With regard to Reportable Transactions (RAs), Mr Lerner said that there were a number of similar indicators to the anti-avoidance provisions that the taxpayer had not read yet or was aware of. It would take SARS and the taxpayers at least another 12 months to understand all of the provisions but here were provisions that compelled reporting with a significant penalty for non-compliance for a concept that was just being introduced. Once the law was settled this could be instituted, but it was too soon.
Another concern was that the number of transactions that were reportable was too many. This would impose an added burden on taxpayers and may lead to a deluge of reporting that would overwhelm SARS as well. The penalty itself (R1 million), was harsh for new legislation. They suggested that it be changed to: the lower of twice the tax or R1 million.
Mr J Aitchison, the Senior Tax Manager, then said that paragraph 61 exempted capital gains and losses of a Collective Investment Scheme (CIS) by requiring those gains to be disregarded. However, where the gain related to an asset which was acquired in terms of one of the corporate rollover relief mechanisms in Part III and then disposed of within 18 months, by reason of the over-ride stipulated in section 41(2), the ring-fencing provisions of sections 42(7) or 45(5) would apply in priority over paragraph 61 with the result that the gain would be included as a taxable gain of the CIS. They recommended that the wording in paragraph 61 be amended to refer not to the disregarding of any capital gain or loss of a CIS, but rather to the disregarding of any disposal by a CIS.

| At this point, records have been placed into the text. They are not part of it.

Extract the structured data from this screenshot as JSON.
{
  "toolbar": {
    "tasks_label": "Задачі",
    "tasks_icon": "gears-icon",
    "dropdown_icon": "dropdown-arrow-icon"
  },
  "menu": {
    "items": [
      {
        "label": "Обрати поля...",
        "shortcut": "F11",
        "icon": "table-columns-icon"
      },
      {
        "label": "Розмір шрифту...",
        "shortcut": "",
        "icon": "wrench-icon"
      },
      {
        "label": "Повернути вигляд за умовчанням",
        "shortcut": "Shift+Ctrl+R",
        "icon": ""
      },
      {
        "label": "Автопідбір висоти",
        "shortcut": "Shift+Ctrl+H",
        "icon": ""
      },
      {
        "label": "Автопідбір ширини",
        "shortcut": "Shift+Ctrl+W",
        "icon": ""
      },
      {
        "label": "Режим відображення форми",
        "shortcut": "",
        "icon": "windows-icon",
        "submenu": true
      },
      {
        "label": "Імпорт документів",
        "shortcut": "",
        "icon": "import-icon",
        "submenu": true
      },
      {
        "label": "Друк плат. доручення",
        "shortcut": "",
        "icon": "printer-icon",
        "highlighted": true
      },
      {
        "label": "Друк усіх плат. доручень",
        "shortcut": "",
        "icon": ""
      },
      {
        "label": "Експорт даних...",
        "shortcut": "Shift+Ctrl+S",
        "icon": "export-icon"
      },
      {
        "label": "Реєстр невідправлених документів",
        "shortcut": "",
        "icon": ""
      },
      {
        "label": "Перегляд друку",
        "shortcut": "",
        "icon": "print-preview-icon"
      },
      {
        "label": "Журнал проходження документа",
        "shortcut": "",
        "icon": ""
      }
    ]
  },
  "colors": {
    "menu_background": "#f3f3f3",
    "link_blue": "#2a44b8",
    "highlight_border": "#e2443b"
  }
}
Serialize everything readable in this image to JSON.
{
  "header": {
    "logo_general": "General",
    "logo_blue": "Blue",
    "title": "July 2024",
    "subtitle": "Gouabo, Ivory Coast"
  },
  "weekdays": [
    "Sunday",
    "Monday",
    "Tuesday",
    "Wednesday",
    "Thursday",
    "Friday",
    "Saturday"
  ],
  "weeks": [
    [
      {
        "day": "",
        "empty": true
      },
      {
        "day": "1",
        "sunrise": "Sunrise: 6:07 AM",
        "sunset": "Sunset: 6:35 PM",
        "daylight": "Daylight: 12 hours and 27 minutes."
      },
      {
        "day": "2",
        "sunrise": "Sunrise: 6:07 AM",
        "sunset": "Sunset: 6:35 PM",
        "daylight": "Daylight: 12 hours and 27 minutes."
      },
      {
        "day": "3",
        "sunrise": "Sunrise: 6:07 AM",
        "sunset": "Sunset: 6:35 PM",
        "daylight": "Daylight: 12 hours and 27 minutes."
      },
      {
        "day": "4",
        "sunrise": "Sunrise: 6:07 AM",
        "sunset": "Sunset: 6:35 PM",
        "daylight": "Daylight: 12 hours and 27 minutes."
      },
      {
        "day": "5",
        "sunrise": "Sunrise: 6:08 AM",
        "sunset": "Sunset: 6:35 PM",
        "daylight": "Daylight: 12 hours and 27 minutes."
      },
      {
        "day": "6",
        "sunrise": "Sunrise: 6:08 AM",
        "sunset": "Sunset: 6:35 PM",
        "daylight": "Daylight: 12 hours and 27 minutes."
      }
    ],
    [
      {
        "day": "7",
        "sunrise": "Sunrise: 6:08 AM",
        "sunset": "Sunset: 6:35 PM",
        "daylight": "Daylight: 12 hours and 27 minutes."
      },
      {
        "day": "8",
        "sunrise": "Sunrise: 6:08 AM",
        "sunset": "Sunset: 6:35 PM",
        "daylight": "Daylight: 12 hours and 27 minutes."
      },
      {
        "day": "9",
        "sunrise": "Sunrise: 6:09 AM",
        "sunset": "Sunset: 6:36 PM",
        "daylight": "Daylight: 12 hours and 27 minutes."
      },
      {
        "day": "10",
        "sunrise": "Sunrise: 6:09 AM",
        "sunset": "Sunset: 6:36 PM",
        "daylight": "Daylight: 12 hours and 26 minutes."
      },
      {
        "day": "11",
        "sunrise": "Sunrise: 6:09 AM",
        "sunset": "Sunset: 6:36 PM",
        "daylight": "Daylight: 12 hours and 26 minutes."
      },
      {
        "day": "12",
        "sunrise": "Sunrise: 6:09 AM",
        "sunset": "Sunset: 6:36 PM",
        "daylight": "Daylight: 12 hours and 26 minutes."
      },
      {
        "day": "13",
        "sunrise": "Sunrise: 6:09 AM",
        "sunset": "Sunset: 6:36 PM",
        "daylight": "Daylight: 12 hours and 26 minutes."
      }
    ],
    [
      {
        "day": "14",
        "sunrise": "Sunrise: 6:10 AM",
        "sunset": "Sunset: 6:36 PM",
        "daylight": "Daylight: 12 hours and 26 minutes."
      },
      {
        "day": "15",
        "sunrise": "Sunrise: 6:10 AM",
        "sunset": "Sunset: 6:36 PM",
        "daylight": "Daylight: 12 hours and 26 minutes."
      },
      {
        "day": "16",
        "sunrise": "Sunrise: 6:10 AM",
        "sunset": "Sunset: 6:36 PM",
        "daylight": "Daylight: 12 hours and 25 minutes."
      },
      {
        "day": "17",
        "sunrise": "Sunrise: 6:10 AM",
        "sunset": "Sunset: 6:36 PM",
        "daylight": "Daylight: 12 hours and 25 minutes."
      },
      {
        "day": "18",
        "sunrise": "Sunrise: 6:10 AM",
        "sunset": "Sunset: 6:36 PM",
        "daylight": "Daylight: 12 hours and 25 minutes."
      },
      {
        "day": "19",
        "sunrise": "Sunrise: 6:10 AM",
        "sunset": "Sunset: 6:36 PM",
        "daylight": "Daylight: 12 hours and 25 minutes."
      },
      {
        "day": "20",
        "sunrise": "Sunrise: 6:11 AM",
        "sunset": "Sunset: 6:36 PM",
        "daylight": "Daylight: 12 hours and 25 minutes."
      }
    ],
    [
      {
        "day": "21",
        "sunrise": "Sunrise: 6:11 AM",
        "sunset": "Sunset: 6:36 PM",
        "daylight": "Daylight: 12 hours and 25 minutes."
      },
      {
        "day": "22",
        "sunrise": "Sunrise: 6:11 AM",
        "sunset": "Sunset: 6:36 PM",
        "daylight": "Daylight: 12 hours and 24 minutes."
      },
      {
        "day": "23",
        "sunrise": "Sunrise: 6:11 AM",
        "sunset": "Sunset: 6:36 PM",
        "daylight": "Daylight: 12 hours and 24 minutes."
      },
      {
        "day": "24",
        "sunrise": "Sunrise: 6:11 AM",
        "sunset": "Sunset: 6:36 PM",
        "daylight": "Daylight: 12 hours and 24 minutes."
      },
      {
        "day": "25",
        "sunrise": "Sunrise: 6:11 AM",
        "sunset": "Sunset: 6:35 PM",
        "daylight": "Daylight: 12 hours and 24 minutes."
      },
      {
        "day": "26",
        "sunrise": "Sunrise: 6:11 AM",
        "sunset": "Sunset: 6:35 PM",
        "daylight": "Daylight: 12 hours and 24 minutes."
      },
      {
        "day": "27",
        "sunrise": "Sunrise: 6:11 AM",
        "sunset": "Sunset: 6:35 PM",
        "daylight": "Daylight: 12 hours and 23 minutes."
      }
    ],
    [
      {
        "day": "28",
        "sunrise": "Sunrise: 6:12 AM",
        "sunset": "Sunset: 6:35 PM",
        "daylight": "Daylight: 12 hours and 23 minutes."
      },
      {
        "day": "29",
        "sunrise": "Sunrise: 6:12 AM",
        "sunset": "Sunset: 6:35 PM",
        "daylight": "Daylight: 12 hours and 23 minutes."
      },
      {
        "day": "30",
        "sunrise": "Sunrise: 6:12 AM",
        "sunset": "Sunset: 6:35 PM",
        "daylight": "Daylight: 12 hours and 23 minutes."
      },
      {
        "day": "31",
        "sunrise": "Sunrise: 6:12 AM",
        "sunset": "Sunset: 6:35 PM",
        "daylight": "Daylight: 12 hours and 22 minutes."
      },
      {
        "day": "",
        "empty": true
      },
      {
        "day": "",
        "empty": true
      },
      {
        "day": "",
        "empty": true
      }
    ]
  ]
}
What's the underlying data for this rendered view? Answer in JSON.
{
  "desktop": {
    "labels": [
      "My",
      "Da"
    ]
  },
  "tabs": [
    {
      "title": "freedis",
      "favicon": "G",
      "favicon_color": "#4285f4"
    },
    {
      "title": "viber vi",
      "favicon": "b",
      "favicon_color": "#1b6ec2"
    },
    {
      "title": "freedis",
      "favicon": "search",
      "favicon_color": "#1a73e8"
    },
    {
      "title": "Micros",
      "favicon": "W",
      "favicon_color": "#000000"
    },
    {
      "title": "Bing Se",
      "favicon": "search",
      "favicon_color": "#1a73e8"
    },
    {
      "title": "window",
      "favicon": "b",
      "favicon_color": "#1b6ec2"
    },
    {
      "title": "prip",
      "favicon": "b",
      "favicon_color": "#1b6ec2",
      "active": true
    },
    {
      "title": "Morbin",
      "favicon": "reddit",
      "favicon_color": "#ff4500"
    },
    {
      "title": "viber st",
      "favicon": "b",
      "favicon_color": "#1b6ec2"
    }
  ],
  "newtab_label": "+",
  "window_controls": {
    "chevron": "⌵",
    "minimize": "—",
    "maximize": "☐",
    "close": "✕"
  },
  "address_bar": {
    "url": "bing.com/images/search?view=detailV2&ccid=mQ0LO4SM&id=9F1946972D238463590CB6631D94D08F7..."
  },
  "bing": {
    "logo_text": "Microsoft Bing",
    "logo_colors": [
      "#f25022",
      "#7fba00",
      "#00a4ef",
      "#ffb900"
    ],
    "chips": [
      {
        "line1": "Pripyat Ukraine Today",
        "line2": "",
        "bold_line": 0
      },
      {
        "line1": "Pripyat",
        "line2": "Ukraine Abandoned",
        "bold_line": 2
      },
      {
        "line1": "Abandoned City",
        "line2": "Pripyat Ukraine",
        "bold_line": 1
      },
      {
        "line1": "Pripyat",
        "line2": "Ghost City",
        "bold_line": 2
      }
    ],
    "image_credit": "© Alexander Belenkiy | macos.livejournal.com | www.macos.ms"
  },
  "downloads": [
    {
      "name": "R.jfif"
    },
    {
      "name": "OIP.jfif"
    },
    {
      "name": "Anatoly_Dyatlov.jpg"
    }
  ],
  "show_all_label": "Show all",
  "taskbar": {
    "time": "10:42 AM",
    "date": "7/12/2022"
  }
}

The foreign financial instrument holding company and the domestic financial instrument holding company tests in section 41 were very complex, costly and time-consuming. A more simplified version was needed. Also, the amounts due to a company as per subsections (a) to (c) may fall into the provisos in (i)(bb) or (cc). They suggested that it be inappropriate for financial instruments which were treated as “good” in terms of the former paragraphs to be then excluded because of the proviso.
They agreed with BUSA that the bursary limit of R2 000 was far too low given the cost of courses at tertiary institutions. Also, the distributions of capital of foreign trusts to a South African beneficiary were an issue. If the funds were put into a trust by the foreigner, section 25B(2)(a) said that if the money had been subject to tax if it was of a South African resident, then it becomes taxable in the hands of the South African resident. This was fine where the money was put into the trust by a South African, but where it was put in by a foreigner for a South African beneficiary with no direct link between them; this was anti-avoidance “gone too far.”
Donations to Government for certain activities, for example for the construction of a hospital, allowed the donor to receive a deduction. PwC wanted this category extended, for example to those donors who donated towards infrastructure development such as roads.
Mr Mnguni asked if increasing the bursary amount would benefit companies in any way. PwC said that the RA penalty should be relaxed for a while since people would understand the whole Bill. After how long should it become applicable in full?
Mr Lerner replied that the reason for the RA provisions was because people were not reporting. They preferred the penalty to match the crime, such as imposing twice the tax, along with the exercise of some discretion. Education was an area that had to be enhanced as a matter of course. The incentive was meant for people who earned less than R60 000 per year so the R2 000 limit was not enough for them to get a proper education.
The meeting was adjourned.